Wednesday, January 16, 2013
Why is the Epiphany season green? A missiological answer
The liturgical color of the season of Epiphany is green. This humdrum fact takes on some weight when one looks at the season from a missiological perspective. The season of Epiphany teaches us that
mission is a long-viewed, patient activity of the church. It involves growth and maturity in the Gospel. It leads the church on a tour with Jesus around Galilee to hear him preach and to witness his mighty acts. The church's mission aims at heaven. We are in it for the long haul. The church is dressed, in other words, in green, catechetical green. We are not in the business of growing dandelions, blowing the seeds of the gospel to the winds and then hoping for a bunch of fast growing but ephemeral flowers that bloom and then disappear.

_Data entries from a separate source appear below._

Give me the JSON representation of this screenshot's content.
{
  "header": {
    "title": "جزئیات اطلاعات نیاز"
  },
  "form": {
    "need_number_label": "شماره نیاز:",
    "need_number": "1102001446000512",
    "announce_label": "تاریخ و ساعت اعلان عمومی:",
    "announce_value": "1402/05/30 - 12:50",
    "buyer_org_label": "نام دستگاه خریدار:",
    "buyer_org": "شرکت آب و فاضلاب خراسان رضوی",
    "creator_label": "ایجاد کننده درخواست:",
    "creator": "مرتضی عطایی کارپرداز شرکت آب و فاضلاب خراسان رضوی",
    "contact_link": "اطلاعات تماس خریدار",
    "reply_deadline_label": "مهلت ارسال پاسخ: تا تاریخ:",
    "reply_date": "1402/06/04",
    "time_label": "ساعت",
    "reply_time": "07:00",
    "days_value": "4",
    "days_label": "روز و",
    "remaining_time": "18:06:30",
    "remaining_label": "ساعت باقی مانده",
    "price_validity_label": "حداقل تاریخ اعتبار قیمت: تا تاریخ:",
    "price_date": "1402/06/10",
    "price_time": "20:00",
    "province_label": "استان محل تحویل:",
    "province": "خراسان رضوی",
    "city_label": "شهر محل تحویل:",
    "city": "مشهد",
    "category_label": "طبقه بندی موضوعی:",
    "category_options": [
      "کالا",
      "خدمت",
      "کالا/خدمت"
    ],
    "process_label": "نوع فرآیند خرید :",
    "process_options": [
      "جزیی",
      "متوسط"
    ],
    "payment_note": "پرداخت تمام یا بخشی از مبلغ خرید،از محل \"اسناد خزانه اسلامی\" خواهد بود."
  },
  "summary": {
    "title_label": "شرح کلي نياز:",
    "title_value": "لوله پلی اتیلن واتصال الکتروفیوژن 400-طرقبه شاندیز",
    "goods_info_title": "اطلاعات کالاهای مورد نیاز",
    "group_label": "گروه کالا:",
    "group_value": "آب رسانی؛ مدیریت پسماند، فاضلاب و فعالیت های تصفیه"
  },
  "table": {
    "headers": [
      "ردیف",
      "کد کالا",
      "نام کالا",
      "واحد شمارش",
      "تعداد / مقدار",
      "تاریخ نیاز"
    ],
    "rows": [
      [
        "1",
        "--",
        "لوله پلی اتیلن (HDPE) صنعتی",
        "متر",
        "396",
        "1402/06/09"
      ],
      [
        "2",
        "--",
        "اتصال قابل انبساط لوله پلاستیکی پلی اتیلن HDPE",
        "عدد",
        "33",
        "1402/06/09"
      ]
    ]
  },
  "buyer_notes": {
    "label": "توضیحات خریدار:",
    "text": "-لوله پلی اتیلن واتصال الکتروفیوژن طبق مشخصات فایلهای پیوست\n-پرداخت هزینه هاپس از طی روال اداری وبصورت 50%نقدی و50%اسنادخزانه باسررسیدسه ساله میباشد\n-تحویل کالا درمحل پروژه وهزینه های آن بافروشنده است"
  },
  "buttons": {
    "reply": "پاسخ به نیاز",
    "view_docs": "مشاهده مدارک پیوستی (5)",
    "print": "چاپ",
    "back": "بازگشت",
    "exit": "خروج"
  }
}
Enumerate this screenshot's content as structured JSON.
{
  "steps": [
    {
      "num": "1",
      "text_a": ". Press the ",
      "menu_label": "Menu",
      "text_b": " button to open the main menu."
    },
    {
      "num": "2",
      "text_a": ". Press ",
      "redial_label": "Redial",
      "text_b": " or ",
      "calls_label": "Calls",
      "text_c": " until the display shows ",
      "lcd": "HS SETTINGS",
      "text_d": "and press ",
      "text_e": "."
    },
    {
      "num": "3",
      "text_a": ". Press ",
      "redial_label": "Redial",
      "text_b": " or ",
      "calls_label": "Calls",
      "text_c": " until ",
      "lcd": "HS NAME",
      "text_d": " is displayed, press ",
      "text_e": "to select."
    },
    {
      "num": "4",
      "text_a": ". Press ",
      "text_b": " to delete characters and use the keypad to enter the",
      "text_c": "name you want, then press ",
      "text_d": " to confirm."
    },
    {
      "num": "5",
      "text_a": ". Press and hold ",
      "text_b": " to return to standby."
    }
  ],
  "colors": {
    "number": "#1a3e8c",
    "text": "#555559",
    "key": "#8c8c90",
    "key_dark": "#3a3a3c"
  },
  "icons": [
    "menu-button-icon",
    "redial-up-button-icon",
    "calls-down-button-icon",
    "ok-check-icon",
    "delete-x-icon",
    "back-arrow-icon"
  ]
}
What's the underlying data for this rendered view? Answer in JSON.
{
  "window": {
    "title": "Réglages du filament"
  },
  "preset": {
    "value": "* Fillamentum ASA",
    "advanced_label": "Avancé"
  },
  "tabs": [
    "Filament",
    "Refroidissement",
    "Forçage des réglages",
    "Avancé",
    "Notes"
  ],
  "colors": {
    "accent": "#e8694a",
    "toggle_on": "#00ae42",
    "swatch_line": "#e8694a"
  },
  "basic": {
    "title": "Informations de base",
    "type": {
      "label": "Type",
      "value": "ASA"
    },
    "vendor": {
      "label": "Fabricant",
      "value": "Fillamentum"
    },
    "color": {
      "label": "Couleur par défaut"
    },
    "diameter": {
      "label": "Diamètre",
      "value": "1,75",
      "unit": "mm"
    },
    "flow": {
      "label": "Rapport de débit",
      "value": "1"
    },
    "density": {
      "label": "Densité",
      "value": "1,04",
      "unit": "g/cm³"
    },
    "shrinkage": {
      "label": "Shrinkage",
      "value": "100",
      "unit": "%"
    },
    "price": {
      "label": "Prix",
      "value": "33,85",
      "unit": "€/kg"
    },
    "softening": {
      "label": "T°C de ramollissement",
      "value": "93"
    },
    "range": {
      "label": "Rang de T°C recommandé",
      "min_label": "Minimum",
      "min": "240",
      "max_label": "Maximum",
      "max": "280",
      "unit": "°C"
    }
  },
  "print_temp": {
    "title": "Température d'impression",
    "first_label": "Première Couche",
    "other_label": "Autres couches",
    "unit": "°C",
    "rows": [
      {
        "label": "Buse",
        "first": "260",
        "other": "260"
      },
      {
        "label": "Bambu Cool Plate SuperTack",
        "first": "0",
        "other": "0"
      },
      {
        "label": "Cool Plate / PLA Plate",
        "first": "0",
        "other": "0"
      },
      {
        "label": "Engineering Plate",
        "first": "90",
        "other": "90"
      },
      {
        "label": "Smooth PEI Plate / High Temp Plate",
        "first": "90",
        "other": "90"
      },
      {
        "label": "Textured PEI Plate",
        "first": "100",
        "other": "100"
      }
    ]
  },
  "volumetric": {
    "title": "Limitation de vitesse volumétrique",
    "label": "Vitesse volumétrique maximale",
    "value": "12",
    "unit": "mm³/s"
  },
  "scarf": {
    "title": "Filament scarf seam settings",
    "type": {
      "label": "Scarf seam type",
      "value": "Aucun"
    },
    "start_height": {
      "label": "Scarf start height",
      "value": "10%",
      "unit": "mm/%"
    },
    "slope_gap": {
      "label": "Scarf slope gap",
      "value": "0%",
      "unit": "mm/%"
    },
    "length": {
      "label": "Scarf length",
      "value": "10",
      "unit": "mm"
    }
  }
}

No, the church is more like a forester who, seeing a burned-out section of forest, begins planting seedlings, tending, watering, planning for and envisioning a vast forest of towering trees. Such Christians have roots that stretch deep into the scriptural, sacramental, Gospel foundation of earth and soil so that no storm may damage them. The church's mission is to nourish Christians on the words of Christ, season after season, so that they may reach his fullness.
This is from an essay of mine that ran a couple of years ago in Lutheran Forum Letter. You can read the whole thing here.